Knots, tangles and hitches
Tuesday, March 7, 2017
The process of acquiring another company need not be painful for all the parties in involved. In my experience as an acquisitions advisor, there are few lessons I’ve learned that make the difference between success and failure when seeking and matching two companies.It is just as important to establish that the buyer has adequate financial resources to complete the acquisition, as much as establishing that the seller wants to part with their business. Have a clear vision and direction about what kind of target company will dovetail into the buyer’s company culture and business aspirations. There may be several reasons for wanting to acquire and expand one’s organisation. It may be geographical: seeking to create a brand presence in a certain region is easier to achieve if you acquire an established package of local expertise. Another driver is the desire to diversify into other sectors, offering businesses a wider range of options.
The first step is to reach and speak to the relevant decision makers in the desired target companies to progress negotiations effectively. This may entail approaching companies that are not openly for sale. There’s no reason not to start the dialogue and make the suggestion of considering a sale; a skilled broker will engage on a more personal level, by telephone. My feeling is, if you don’t ask, you don’t get and therefore, there’s nothing to lose by making the first approach and creating an opportunity.Having the right message at this point, delivered with sufficient confidence and empathy may encourage engagement and consideration of the buyer’s offer.If the broker can communicate clearly what the buyer’s interest is, and that the transaction can be sufficiently financed, the likelihood of further discourse is strong. Despite being longer and riskier, the success rate with this method tends to be higher. A broker is less likely to disappoint clients because such attention to detail is expended to ensure the deal closes out favourably.
I’ve also learned that there is also value in empathy and understanding the decision-making processes that the seller needs to go through when selling their company. It is never an easy decision to make, no matter how tempting the offer from a buyer. As any business owner will know, an entity that you have fought to grow, through lean and good times, becomes more than an asset; it’s almost part of the family. Deciding to part with a company, or even being persuaded to sell is a test of resolve and becomes a very personal decision. No one wants to be pushed or bullied and buyers should respect that.Good data is essential. Rather than estimating the value of the target company, it is vital that choices are reinforced with thorough research. Businesses are always evolving and researching their performance influences a successful outcome. Dig into financials - are they in debt, are they cash rich, is the company growing, how sustainable are their profit margins, what are the directors taking in remuneration and dividends?Don’t forget about the target company’s stakeholders either. Will an acquisition be well received by them? Will the vendors want to continue the relationship if an acquisition is on the table? The same applies to the existing management team – are they on board with the acquisition proposal and prepared to work together with the buyer’s company? A management culture clash would be obstructive and could cause a failure of the whole deal.
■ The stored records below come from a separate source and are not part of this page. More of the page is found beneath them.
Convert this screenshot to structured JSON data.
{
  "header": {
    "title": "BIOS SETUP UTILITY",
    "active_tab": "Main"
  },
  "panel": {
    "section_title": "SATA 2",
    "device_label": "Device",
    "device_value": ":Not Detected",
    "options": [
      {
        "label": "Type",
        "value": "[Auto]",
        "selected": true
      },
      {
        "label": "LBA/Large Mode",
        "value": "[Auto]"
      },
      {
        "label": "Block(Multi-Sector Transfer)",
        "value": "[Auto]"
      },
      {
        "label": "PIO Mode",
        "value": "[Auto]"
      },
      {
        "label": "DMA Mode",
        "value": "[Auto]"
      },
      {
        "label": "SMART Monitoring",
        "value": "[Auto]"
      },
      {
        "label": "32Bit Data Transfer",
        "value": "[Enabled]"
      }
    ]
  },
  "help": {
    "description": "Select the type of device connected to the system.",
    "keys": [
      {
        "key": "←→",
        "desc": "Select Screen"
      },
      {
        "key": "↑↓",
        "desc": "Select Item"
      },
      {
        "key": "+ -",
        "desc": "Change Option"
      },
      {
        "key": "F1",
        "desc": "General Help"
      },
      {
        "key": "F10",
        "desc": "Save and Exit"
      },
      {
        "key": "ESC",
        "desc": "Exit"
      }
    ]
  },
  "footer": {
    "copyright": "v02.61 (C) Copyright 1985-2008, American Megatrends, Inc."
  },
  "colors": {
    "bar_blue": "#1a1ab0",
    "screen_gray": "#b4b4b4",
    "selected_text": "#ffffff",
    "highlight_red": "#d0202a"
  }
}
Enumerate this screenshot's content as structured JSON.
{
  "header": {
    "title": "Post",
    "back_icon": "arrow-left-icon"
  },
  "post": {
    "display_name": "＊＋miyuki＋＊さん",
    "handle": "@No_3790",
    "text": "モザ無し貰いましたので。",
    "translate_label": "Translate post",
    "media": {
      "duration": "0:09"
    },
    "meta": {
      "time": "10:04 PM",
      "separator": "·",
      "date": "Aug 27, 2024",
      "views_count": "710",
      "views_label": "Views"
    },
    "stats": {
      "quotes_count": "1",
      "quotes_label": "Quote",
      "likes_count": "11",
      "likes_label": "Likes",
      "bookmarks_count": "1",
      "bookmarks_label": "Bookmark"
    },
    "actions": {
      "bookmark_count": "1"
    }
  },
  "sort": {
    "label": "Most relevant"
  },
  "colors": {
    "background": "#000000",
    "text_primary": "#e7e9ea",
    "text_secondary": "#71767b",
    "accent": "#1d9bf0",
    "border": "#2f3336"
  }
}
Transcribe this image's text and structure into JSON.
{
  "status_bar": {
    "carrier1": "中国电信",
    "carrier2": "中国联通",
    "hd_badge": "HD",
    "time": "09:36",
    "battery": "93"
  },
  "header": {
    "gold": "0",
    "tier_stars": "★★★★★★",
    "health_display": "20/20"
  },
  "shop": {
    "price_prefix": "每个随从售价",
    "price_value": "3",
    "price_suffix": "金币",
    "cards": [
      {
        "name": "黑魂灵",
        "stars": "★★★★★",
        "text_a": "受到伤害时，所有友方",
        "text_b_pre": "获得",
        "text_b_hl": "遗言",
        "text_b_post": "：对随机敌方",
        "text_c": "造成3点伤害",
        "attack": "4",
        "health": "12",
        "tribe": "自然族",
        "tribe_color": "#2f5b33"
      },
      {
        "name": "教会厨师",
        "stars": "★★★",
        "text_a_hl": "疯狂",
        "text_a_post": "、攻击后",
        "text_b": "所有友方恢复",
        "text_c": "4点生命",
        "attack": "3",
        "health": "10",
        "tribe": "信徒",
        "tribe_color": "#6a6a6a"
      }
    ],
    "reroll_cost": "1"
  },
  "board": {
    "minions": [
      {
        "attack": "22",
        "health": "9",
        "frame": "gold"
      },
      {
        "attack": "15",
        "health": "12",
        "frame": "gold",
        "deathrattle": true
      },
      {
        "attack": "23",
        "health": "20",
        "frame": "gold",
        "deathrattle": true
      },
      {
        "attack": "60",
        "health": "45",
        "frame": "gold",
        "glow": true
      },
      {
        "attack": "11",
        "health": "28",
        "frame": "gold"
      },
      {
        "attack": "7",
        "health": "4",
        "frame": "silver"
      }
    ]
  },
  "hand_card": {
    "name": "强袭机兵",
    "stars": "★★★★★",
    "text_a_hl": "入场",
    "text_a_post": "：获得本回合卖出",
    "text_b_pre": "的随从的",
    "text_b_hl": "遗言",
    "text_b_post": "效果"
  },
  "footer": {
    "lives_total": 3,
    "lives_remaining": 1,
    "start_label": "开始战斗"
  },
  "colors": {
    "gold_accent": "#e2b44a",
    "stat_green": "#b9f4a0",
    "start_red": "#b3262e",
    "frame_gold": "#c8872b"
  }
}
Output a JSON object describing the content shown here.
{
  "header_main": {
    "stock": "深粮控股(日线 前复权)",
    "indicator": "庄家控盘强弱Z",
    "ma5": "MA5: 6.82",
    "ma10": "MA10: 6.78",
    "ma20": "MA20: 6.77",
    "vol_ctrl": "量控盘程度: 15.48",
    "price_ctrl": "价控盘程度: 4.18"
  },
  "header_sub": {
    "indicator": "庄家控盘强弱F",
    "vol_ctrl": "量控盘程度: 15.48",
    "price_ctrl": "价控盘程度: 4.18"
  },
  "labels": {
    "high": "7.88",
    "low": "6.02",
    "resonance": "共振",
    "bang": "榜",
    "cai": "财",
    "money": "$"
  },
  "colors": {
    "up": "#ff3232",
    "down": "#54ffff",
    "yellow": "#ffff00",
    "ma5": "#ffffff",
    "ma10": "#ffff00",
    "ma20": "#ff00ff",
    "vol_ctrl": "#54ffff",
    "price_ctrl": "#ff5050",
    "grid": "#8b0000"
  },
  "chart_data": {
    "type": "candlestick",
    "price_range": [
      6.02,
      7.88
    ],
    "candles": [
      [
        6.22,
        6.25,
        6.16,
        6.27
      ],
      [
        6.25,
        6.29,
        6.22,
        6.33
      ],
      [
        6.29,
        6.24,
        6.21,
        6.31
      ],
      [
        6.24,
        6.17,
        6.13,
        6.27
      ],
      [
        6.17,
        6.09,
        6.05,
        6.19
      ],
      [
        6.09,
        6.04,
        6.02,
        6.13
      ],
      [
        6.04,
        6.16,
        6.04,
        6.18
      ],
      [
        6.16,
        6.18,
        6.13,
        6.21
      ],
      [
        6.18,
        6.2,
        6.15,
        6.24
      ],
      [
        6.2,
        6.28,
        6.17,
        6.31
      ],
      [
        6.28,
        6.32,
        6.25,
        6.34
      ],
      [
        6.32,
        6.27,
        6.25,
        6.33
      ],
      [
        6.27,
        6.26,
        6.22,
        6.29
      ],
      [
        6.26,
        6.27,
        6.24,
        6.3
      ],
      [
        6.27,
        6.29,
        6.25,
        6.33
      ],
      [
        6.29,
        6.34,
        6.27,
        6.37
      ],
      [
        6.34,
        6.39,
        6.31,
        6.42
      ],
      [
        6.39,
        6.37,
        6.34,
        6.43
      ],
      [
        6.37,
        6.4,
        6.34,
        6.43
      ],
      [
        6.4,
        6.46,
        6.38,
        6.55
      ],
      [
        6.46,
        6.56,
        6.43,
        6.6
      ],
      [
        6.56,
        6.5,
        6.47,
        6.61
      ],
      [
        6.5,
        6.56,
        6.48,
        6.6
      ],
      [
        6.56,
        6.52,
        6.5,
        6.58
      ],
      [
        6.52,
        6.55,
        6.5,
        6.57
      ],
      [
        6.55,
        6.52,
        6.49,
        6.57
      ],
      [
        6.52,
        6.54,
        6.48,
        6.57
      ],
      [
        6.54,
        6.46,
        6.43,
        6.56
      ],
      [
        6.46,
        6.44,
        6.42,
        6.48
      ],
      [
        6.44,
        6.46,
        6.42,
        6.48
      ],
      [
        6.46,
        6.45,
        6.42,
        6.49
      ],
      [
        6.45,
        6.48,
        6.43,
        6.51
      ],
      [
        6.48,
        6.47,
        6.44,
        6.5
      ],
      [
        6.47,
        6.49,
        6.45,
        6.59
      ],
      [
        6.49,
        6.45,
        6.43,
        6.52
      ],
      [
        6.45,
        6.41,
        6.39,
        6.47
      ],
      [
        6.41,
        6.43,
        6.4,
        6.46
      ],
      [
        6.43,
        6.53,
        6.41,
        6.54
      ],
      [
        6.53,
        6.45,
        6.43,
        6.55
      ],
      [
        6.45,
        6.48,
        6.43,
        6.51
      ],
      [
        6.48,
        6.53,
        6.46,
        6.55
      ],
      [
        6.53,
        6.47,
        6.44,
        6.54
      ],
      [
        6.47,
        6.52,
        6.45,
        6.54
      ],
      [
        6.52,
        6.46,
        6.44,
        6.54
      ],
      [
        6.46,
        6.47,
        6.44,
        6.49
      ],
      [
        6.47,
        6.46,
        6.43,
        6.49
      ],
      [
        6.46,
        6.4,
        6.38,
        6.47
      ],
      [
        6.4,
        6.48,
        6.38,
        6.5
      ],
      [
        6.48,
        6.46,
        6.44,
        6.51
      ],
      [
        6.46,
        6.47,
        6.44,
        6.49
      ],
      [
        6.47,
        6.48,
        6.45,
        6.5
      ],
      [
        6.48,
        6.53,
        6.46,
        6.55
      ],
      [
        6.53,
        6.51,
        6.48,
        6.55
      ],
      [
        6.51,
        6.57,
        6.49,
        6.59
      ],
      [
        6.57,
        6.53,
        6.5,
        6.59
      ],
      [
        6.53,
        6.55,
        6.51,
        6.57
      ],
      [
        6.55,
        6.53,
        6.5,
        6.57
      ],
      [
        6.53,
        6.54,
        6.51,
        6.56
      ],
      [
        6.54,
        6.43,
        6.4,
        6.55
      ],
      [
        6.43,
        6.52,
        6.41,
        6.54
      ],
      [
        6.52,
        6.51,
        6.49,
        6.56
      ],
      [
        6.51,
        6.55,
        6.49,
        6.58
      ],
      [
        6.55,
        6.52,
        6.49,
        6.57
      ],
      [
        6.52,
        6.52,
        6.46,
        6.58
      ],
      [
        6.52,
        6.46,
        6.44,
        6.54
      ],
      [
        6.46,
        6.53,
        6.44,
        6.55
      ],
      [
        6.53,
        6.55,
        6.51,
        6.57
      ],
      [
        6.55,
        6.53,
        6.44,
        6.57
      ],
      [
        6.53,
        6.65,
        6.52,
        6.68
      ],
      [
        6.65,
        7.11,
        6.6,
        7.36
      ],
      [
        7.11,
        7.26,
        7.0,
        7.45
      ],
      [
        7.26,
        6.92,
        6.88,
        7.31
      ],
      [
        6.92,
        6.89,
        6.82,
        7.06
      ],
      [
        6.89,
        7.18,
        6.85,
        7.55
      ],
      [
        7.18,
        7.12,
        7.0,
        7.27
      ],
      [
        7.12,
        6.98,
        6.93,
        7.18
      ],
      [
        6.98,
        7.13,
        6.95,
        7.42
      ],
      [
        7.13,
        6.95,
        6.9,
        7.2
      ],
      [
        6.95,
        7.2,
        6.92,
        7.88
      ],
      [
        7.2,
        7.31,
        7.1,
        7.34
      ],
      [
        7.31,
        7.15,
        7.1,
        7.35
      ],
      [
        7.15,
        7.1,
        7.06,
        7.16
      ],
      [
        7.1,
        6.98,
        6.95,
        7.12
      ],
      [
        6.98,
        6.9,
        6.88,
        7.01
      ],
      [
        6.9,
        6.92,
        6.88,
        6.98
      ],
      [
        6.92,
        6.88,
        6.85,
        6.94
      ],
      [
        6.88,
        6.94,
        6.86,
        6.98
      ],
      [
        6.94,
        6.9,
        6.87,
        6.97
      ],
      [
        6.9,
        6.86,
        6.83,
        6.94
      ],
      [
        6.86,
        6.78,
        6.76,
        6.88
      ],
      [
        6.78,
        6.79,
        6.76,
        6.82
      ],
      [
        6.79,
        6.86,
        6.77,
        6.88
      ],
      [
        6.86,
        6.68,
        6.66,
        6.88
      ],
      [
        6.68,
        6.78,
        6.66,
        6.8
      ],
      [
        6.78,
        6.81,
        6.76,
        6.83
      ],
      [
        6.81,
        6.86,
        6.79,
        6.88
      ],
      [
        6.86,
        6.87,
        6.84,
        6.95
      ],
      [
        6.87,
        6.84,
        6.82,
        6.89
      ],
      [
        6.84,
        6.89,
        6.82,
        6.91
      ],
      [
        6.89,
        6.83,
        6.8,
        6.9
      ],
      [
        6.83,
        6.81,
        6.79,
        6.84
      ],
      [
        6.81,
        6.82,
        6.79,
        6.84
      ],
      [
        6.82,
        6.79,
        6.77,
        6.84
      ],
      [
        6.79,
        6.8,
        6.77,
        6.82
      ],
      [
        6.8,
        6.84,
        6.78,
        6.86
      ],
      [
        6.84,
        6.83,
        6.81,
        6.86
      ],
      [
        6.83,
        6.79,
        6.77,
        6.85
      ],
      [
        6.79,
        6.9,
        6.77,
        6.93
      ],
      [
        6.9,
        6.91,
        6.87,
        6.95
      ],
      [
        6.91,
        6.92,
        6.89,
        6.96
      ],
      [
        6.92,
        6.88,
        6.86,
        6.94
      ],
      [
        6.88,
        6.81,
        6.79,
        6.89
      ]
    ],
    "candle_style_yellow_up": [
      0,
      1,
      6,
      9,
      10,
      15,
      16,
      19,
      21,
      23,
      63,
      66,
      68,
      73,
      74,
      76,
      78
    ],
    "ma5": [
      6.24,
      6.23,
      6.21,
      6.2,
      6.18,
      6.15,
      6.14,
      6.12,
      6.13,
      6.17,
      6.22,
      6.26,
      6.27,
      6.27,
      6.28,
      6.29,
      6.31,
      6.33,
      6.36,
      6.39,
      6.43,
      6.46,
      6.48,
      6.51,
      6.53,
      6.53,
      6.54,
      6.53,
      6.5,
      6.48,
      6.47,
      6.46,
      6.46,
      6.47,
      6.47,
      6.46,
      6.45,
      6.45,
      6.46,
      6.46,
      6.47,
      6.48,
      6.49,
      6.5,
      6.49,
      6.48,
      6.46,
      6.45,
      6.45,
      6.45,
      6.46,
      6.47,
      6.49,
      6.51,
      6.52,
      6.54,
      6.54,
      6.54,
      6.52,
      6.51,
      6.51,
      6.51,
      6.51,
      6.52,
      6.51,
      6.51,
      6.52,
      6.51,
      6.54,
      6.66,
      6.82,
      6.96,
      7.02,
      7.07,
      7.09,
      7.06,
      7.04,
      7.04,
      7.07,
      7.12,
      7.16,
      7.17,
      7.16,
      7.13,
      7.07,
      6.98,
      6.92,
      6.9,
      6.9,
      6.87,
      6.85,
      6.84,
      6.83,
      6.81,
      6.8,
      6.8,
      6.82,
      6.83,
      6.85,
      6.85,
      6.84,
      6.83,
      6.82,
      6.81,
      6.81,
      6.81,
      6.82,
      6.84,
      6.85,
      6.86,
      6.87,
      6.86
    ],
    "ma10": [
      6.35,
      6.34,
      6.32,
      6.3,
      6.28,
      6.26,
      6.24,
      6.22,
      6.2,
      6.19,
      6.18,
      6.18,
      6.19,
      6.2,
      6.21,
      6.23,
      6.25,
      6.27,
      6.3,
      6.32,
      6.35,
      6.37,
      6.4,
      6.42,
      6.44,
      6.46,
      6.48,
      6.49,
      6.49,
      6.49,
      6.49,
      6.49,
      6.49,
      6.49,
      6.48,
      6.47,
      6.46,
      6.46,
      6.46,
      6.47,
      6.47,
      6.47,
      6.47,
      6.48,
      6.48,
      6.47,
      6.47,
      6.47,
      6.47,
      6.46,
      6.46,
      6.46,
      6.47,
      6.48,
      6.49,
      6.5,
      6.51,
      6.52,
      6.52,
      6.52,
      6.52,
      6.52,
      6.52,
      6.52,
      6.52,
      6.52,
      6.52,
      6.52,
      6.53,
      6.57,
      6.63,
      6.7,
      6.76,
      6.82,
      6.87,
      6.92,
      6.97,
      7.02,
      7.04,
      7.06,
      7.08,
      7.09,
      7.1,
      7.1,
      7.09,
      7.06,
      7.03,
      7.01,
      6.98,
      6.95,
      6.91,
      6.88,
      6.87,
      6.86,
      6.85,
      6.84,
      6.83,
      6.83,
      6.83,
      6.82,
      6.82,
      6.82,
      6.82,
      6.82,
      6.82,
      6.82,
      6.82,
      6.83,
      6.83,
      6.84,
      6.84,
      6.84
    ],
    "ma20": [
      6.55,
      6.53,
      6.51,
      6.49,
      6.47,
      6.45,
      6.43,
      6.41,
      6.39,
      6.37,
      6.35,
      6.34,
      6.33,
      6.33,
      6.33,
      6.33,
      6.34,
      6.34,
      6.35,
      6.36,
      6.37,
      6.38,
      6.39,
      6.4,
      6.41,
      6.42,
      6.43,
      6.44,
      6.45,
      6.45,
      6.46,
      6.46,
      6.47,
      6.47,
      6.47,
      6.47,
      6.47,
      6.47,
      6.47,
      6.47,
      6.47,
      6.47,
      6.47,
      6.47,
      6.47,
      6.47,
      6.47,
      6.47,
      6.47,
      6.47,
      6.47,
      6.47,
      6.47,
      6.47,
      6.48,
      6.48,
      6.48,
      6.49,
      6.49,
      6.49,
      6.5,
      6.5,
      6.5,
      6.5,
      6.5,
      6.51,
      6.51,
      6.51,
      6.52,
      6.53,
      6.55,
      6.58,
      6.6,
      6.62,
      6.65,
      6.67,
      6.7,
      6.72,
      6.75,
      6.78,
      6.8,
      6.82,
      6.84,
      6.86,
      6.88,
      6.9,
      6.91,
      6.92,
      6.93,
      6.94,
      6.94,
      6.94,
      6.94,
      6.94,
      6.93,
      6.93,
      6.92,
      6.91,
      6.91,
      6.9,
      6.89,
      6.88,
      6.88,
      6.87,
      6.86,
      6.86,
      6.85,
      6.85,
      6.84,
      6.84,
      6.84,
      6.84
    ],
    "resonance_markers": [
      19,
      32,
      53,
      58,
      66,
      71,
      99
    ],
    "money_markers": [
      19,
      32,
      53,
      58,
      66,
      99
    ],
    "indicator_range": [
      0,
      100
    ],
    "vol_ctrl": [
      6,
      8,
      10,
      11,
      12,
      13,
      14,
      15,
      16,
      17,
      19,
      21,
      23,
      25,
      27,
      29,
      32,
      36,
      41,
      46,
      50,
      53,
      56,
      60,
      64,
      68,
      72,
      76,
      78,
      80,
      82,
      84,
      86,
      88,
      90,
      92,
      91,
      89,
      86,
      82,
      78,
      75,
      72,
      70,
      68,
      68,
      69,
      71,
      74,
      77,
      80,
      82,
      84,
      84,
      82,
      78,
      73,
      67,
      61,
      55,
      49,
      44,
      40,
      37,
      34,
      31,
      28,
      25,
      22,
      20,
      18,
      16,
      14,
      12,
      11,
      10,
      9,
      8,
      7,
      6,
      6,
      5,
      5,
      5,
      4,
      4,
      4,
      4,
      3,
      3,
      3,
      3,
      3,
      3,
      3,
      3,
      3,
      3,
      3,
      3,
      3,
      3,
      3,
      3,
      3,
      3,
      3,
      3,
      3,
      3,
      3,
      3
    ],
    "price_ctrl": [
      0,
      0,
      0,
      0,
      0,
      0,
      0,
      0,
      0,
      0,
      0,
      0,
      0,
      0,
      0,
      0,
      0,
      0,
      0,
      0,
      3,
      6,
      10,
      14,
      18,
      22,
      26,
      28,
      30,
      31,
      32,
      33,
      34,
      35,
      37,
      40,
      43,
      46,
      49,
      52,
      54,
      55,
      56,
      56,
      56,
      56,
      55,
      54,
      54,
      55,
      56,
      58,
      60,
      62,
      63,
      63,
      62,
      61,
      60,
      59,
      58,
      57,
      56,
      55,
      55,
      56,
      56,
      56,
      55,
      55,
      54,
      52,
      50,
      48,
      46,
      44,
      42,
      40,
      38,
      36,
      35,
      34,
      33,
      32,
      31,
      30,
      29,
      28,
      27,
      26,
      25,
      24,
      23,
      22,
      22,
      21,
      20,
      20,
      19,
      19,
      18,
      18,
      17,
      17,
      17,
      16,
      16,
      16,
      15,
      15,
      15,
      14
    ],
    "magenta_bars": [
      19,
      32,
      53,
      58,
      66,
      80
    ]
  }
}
Regarding the buyer, are they looking for a certain size of company? Is their financial capability up to the task and should it be weighed up against certain options? For example, will an acquisition garner a higher return than investing the money in expanding their existing company model? In which case, an acquisition might be a wild goose chase because the potential for growth is right under their nose. Furthermore, the nature of shareholders give a few clues about a target company’s direction. Family run businesses that incorporate the next family generation into their shareholdings are less likely to sell. They’ve forged this business for the long haul and want to pass the company down through the generations.Research and transparency can enable a smooth transition from proposal to the seller’s exit strategy. By making business more personal, it’s possible to execute an acquisition search that is founded on respect and trust. In the end, you want to create a strong business pairing that resembles more of a merger of two successful companies than a soul-less addition to one’s assets.
James Metzger was interviewed for the article by www.thehrdirector.com